First I did a few quick sketches of what the makeup could look like, and let the director choose what he liked.
I then took an impression of the actor's face.
If you recognize that hair in the foreground, it's because it belongs to the lovely model of my first old age makeup. She's now the Aunt Jack to my Uncle Frank (Mrs. Doubtfire, anyone?).
I sculpted the makeup on the plaster copy of his head. This is the sculpt before the finishing touches, which come right before the mold is poured.
And then made molds of both pieces (the side of the face and the nose).
They were cast in gelatin and applied in about two hours on set. The original plan was to have blood or pus coming out of the broken blisters, but the director and cinematographer liked it without. I think it turned out pretty well, regardless. Of course, in the end, the one shot the makeup was needed for turned out to be pretty dark, so you couldn't see much of it anyway.
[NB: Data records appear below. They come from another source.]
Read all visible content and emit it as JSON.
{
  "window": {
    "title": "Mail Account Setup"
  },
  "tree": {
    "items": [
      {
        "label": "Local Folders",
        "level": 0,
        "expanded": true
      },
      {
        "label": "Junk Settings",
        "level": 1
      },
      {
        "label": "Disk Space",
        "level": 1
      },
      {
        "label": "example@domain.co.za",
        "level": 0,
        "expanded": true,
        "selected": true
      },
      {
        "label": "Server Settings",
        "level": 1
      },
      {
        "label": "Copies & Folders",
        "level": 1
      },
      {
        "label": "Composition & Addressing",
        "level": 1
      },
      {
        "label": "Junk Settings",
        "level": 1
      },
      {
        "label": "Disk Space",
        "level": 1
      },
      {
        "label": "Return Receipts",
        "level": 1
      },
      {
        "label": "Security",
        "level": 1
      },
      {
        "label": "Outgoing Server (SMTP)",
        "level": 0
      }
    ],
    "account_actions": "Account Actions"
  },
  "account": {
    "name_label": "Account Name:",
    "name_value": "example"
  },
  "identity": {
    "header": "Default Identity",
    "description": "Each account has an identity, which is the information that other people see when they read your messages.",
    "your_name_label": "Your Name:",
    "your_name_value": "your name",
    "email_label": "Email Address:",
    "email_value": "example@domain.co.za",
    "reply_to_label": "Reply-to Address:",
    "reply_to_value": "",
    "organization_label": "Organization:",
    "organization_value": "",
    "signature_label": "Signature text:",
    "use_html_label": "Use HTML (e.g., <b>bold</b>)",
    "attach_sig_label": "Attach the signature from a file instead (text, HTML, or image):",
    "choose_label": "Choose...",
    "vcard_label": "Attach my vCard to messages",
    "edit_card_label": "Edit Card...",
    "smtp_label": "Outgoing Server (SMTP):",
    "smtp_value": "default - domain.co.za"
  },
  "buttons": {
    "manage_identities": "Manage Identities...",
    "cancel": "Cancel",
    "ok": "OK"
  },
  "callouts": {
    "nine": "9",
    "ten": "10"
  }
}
Oh well. It was still a great experience. Listening to people's reactions to seeing him for the first time was worth it, alone. The actor, Richard Halverson, was very tolerant of the whole process and great to work with, as well.